BEGIN DATA

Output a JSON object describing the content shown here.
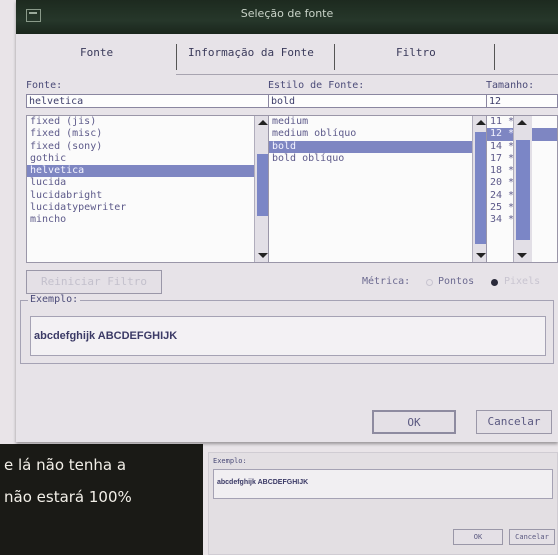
{
  "window": {
    "title": "Seleção de fonte"
  },
  "tabs": [
    "Fonte",
    "Informação da Fonte",
    "Filtro"
  ],
  "font": {
    "label": "Fonte:",
    "value": "helvetica",
    "items": [
      "fixed (jis)",
      "fixed (misc)",
      "fixed (sony)",
      "gothic",
      "helvetica",
      "lucida",
      "lucidabright",
      "lucidatypewriter",
      "mincho"
    ],
    "selected_index": 4
  },
  "style": {
    "label": "Estilo de Fonte:",
    "value": "bold",
    "items": [
      "medium",
      "medium oblíquo",
      "bold",
      "bold oblíquo"
    ],
    "selected_index": 2
  },
  "size": {
    "label": "Tamanho:",
    "value": "12",
    "items": [
      "11 *",
      "12 *",
      "14 *",
      "17 *",
      "18 *",
      "20 *",
      "24 *",
      "25 *",
      "34 *"
    ],
    "selected_index": 1
  },
  "reset_filter_label": "Reiniciar Filtro",
  "metrics": {
    "label": "Métrica:",
    "points": "Pontos",
    "pixels": "Pixels",
    "selected": "Pixels"
  },
  "example": {
    "label": "Exemplo:",
    "sample_text": "abcdefghijk ABCDEFGHIJK"
  },
  "buttons": {
    "ok": "OK",
    "cancel": "Cancelar"
  },
  "bg_text": [
    "e lá não tenha a",
    "não estará 100%"
  ],
  "colors": {
    "titlebar": "#1d2a1f",
    "selection": "#7e86c2",
    "text": "#4b4b78"
  },
  "icons": [
    "window-menu-icon",
    "scroll-up-icon",
    "scroll-down-icon"
  ]
}
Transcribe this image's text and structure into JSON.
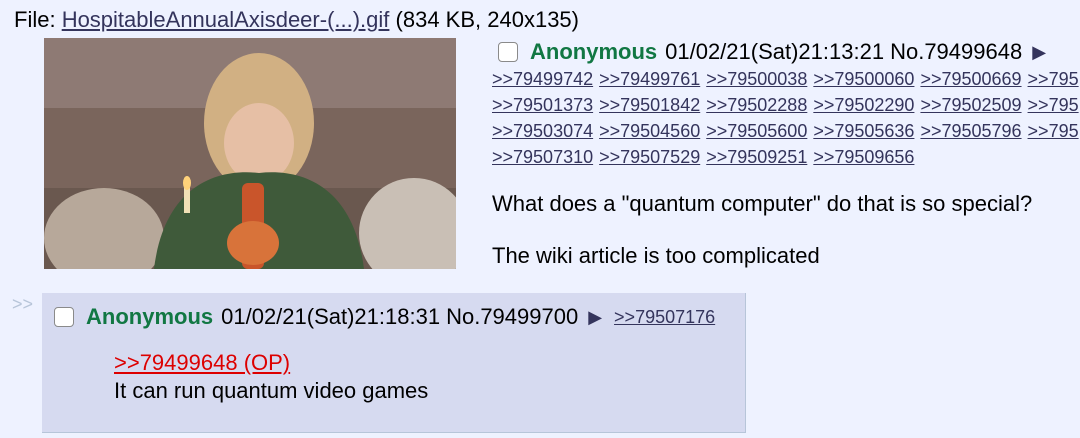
{
  "file": {
    "label": "File:",
    "filename": "HospitableAnnualAxisdeer-(...).gif",
    "meta": "(834 KB, 240x135)"
  },
  "op": {
    "name": "Anonymous",
    "datetime": "01/02/21(Sat)21:13:21",
    "post_no": "No.79499648",
    "menu_arrow": "▶",
    "backlink_rows": [
      [
        ">>79499742",
        ">>79499761",
        ">>79500038",
        ">>79500060",
        ">>79500669",
        ">>795"
      ],
      [
        ">>79501373",
        ">>79501842",
        ">>79502288",
        ">>79502290",
        ">>79502509",
        ">>795"
      ],
      [
        ">>79503074",
        ">>79504560",
        ">>79505600",
        ">>79505636",
        ">>79505796",
        ">>795"
      ],
      [
        ">>79507310",
        ">>79507529",
        ">>79509251",
        ">>79509656"
      ]
    ],
    "message": [
      "What does a \"quantum computer\" do that is so special?",
      "The wiki article is too complicated"
    ]
  },
  "reply": {
    "side_arrows": ">>",
    "name": "Anonymous",
    "datetime": "01/02/21(Sat)21:18:31",
    "post_no": "No.79499700",
    "menu_arrow": "▶",
    "backlink": ">>79507176",
    "quote": ">>79499648 (OP)",
    "text": "It can run quantum video games"
  },
  "colors": {
    "background": "#eef2ff",
    "reply_bg": "#d6daf0",
    "name": "#117743",
    "link": "#34345c",
    "quotelink": "#dd0000"
  }
}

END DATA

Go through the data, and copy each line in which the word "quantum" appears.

      "What does a \"quantum computer\" do that is so special?",
    "text": "It can run quantum video games"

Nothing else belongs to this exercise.